Represent when your engagement creates meaningful change

Understand the difference between those who can change the mechanisms of an unjust system, and those who only want to window-dress a broken system with some ‘minority’ endorsement. Many institutions deliberately mandate superficial, unreasonably incremental, or inconsequential changes because their aims are not to actually become better, but simply to ensure self-preservation at all costs.

When the ruling tribes of Mecca perceived the Prophet Muhammad (sall Allāhu ‘alayhi wa sallam) as a danger that might cause tensions similar to the rivalry of the Jews and Bedouin polytheists in Yathrib, they sought to find a way to placate his message. The powerful merchants in Mecca attempted to convince the Prophet to abandon his preaching by offering him admission into the inner circle of merchants and an advantageous marriage. However, the Prophet turned down both offers. He recognised a broken system, and rather than gleaning personal benefits or believing that it could be saved ‘from inside’, the Prophet rejected all the offers from the outset. Instead, he took what Allāh describes as ‘the steep path’ (al ‘aqabah, as mentioned in Sūrah Al-Balad) by working to create a sound and righteous system of living instead.

Do it better – don’t ‘halalify’ what’s broken

If you are a Muslim who wants to enter a public-facing role, don’t simply replicate existing profits-driven corporate models with a ‘halal spin’. Rather, imbibe the very Islamic ethos into the core of the work you do. Islam is not a rubber stamp that erases dubious business or work practice simply because the one in charge is a Muslim. Building up our own sustainable and ethical institutions requires this scrupulous and self-reflective outlook in order for the institutions to enjoy longevity.

Representation matters…maybe


Representation matters, but not in the way it is hash-tagged so often.

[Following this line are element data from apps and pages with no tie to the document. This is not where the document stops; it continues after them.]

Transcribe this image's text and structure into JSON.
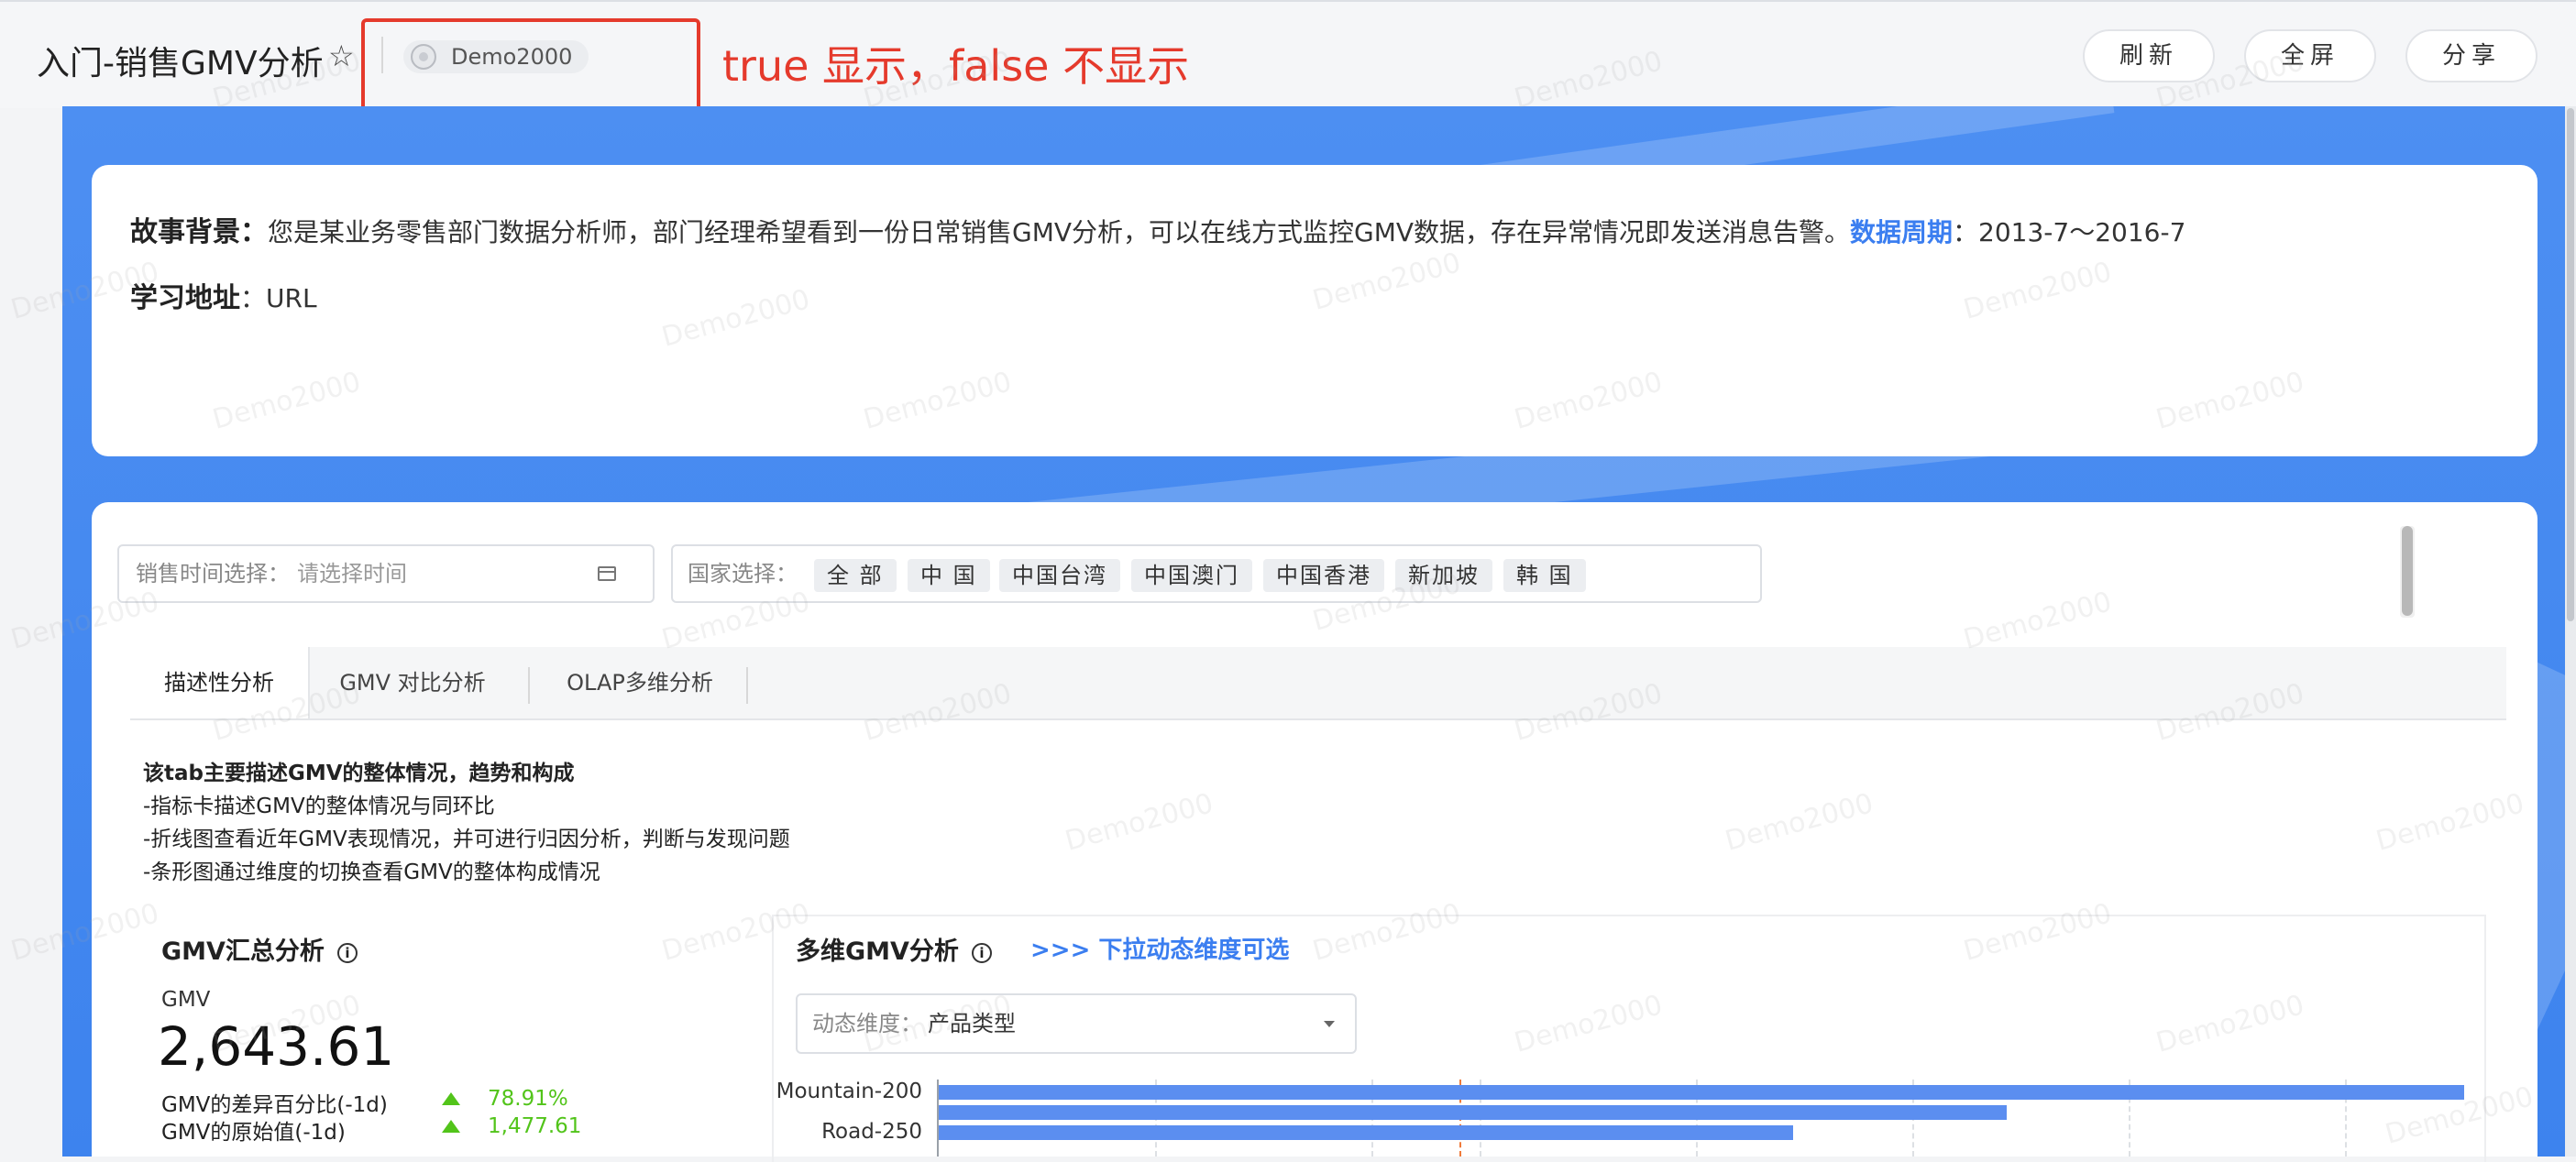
{
  "header": {
    "title": "入门-销售GMV分析",
    "user": "Demo2000",
    "annotation": "true 显示，false 不显示",
    "buttons": {
      "refresh": "刷新",
      "fullscreen": "全屏",
      "share": "分享"
    }
  },
  "story": {
    "bg_label": "故事背景：",
    "bg_text": "您是某业务零售部门数据分析师，部门经理希望看到一份日常销售GMV分析，可以在线方式监控GMV数据，存在异常情况即发送消息告警。",
    "period_label": "数据周期",
    "period_value": "：2013-7～2016-7",
    "url_label": "学习地址",
    "url_value": "：URL"
  },
  "filters": {
    "time_label": "销售时间选择：",
    "time_placeholder": "请选择时间",
    "country_label": "国家选择：",
    "countries": [
      "全 部",
      "中 国",
      "中国台湾",
      "中国澳门",
      "中国香港",
      "新加坡",
      "韩 国"
    ]
  },
  "tabs": [
    "描述性分析",
    "GMV 对比分析",
    "OLAP多维分析"
  ],
  "description": {
    "heading": "该tab主要描述GMV的整体情况，趋势和构成",
    "lines": [
      "-指标卡描述GMV的整体情况与同环比",
      "-折线图查看近年GMV表现情况，并可进行归因分析，判断与发现问题",
      "-条形图通过维度的切换查看GMV的整体构成情况"
    ]
  },
  "kpi": {
    "title": "GMV汇总分析",
    "label": "GMV",
    "value": "2,643.61",
    "rows": [
      {
        "label": "GMV的差异百分比(-1d)",
        "value": "78.91%"
      },
      {
        "label": "GMV的原始值(-1d)",
        "value": "1,477.61"
      }
    ]
  },
  "multidim": {
    "title": "多维GMV分析",
    "hint": ">>> 下拉动态维度可选",
    "select_label": "动态维度：",
    "select_value": "产品类型"
  },
  "chart_data": {
    "type": "bar",
    "orientation": "horizontal",
    "categories": [
      "Mountain-200",
      "",
      "Road-250"
    ],
    "values": [
      100,
      70,
      56
    ],
    "note": "values are relative bar lengths (axis ticks not visible in crop)"
  },
  "colors": {
    "accent": "#3b7ef0",
    "bar": "#5b8ef0",
    "positive": "#52c41a",
    "annotation": "#e53a2c",
    "canvas": "#4d8ff2"
  },
  "watermark": "Demo2000"
}
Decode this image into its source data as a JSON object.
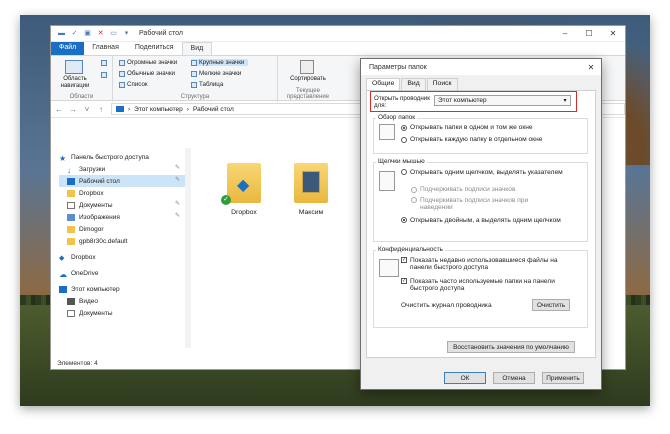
{
  "explorer": {
    "title": "Рабочий стол",
    "tabs": [
      "Файл",
      "Главная",
      "Поделиться",
      "Вид"
    ],
    "ribbon": {
      "nav_pane": "Область навигации",
      "layouts": [
        "Огромные значки",
        "Крупные значки",
        "Обычные значки",
        "Мелкие значки",
        "Список",
        "Таблица"
      ],
      "sort": "Сортировать",
      "groups": [
        "Области",
        "Структура",
        "Текущее представление"
      ]
    },
    "breadcrumb": [
      "Этот компьютер",
      "Рабочий стол"
    ],
    "sidebar": [
      {
        "label": "Панель быстрого доступа",
        "sel": false
      },
      {
        "label": "Загрузки",
        "sel": false
      },
      {
        "label": "Рабочий стол",
        "sel": true
      },
      {
        "label": "Dropbox",
        "sel": false
      },
      {
        "label": "Документы",
        "sel": false
      },
      {
        "label": "Изображения",
        "sel": false
      },
      {
        "label": "Dimogor",
        "sel": false
      },
      {
        "label": "gpb8r30c.default",
        "sel": false
      },
      {
        "label": "Dropbox",
        "sel": false
      },
      {
        "label": "OneDrive",
        "sel": false
      },
      {
        "label": "Этот компьютер",
        "sel": false
      },
      {
        "label": "Видео",
        "sel": false
      },
      {
        "label": "Документы",
        "sel": false
      }
    ],
    "files": [
      "Dropbox",
      "Максим"
    ],
    "status": "Элементов: 4"
  },
  "dialog": {
    "title": "Параметры папок",
    "tabs": [
      "Общие",
      "Вид",
      "Поиск"
    ],
    "open_label": "Открыть проводник для:",
    "open_value": "Этот компьютер",
    "browse_group": "Обзор папок",
    "browse_opts": [
      "Открывать папки в одном и том же окне",
      "Открывать каждую папку в отдельном окне"
    ],
    "click_group": "Щелчки мышью",
    "click_single": "Открывать одним щелчком, выделять указателем",
    "underline_1": "Подчеркивать подписи значков",
    "underline_2": "Подчеркивать подписи значков при наведении",
    "click_double": "Открывать двойным, а выделять одним щелчком",
    "privacy_group": "Конфиденциальность",
    "privacy_1": "Показать недавно использовавшиеся файлы на панели быстрого доступа",
    "privacy_2": "Показать часто используемые папки на панели быстрого доступа",
    "clear_label": "Очистить журнал проводника",
    "clear_btn": "Очистить",
    "restore_btn": "Восстановить значения по умолчанию",
    "ok": "ОК",
    "cancel": "Отмена",
    "apply": "Применить"
  },
  "colors": {
    "accent": "#1a6fc4",
    "highlight": "#d92c2c",
    "selection": "#cce4f7"
  }
}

The question remains of what positive representation looks like in the mainstream. The answer to this is not straightforward. Those who represent brave and challenging ideas should take a platform, with the focus being less on the personage and more on the ideas being brought forward. The goal is one of principled and rigorous ideas accounting and expanding the prevailing narrative at play. Worthy representation isn’t skin-deep, it calls on courage, authenticity and principles which point people away from the stagnant narratives that feed power towards a wider horizon.

We must take a sensitive, informed, and considered approach when we join the ranks of institutions that we believe we are in to represent. Not all representation is possible, equal, authentic, or even desirable. However, representation can be powerful and game-changing when it is done with sincerity and authenticity. This is the tension we must all traverse and ask difficult questions about. There is no blanket value in the selection of minority candidates when they serve only to prop up problematic and dysfunctional realities. We are more than fodder for diversity quotas within normative structures and tick-box adequacy. Real and lasting impact requires brave and authentic action. This is al ‘aqabah, the ‘steep path’. For us as individuals and communities, there is no other road worth taking.